Required action: Read through the lines below for the string "edit" and copy each one that has it.

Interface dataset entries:
====

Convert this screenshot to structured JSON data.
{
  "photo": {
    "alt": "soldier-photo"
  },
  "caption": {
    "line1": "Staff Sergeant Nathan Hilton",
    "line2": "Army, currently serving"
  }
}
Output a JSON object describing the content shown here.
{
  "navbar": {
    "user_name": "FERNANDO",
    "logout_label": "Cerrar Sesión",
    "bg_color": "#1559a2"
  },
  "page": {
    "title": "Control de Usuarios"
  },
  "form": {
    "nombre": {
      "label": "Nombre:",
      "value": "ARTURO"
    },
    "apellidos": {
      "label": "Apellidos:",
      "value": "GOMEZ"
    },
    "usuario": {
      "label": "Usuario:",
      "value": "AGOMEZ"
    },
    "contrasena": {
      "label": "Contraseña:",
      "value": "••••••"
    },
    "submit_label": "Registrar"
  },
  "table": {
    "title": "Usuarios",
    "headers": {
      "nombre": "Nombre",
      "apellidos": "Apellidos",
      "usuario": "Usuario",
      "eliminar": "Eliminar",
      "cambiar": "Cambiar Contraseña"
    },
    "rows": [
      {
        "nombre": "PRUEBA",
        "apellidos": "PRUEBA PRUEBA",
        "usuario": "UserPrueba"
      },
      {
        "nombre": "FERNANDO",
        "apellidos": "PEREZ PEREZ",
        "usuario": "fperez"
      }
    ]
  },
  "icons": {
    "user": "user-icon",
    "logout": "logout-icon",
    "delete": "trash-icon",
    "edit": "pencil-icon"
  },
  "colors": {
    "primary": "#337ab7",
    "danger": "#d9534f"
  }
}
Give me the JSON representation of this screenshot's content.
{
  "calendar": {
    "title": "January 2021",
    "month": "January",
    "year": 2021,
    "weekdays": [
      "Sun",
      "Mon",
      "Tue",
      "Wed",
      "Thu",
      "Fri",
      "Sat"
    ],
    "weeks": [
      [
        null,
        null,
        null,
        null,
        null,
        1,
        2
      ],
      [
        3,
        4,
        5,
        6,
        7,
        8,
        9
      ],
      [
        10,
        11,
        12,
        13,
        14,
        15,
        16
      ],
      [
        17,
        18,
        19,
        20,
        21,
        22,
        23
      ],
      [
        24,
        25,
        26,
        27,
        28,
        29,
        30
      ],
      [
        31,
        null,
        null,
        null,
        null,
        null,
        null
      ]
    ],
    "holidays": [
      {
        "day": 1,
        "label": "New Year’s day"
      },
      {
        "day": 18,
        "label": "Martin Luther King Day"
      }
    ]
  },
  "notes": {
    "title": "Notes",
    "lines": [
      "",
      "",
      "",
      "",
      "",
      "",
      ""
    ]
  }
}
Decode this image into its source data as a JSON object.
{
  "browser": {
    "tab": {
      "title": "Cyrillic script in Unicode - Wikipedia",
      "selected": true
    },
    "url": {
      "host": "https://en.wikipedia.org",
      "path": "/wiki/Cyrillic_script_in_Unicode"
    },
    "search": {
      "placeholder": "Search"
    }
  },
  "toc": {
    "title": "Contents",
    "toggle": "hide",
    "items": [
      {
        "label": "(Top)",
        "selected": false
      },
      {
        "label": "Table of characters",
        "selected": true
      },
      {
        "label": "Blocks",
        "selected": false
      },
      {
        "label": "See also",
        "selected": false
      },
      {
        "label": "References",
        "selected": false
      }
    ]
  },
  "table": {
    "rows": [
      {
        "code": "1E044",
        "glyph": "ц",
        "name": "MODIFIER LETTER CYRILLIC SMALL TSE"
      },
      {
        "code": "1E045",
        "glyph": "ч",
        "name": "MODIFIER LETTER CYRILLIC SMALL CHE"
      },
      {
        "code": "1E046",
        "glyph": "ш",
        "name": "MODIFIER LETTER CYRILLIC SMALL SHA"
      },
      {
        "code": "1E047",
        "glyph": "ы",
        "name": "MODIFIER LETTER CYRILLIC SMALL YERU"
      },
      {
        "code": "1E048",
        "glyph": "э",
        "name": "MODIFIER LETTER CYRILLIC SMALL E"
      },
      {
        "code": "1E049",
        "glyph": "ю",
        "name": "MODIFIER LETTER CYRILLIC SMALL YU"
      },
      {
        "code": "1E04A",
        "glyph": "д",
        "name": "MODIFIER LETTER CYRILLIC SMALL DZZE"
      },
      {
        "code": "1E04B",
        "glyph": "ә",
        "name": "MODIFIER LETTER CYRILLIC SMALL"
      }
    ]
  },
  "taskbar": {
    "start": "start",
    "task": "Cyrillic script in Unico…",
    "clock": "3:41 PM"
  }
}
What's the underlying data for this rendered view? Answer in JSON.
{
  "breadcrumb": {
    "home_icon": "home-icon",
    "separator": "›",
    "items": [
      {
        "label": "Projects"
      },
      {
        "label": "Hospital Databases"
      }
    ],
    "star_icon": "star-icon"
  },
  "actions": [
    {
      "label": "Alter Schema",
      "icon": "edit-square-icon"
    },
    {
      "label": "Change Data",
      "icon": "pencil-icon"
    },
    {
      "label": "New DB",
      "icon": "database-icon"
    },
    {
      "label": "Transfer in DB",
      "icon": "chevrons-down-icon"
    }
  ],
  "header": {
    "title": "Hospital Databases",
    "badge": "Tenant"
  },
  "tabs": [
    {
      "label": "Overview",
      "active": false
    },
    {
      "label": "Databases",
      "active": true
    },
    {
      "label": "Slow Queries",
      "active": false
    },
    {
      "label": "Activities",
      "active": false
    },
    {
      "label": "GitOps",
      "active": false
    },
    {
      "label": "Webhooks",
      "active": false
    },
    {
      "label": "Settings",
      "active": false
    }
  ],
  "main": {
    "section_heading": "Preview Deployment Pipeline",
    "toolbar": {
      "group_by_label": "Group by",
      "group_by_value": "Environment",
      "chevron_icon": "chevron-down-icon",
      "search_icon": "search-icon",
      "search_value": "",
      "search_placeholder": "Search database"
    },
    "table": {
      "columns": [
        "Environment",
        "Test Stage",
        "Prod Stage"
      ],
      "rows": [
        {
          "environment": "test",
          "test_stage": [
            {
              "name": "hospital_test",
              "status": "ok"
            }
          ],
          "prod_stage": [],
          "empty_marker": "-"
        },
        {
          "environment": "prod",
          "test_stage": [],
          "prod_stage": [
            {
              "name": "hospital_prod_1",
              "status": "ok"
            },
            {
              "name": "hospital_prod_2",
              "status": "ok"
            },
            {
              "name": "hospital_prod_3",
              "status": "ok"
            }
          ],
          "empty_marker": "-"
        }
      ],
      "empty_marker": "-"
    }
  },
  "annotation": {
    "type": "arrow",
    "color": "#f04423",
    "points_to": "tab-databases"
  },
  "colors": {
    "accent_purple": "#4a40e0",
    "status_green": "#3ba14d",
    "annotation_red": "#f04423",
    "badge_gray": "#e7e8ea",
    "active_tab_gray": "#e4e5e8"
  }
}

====

Answer below:
    "edit": "pencil-icon"
      "icon": "edit-square-icon"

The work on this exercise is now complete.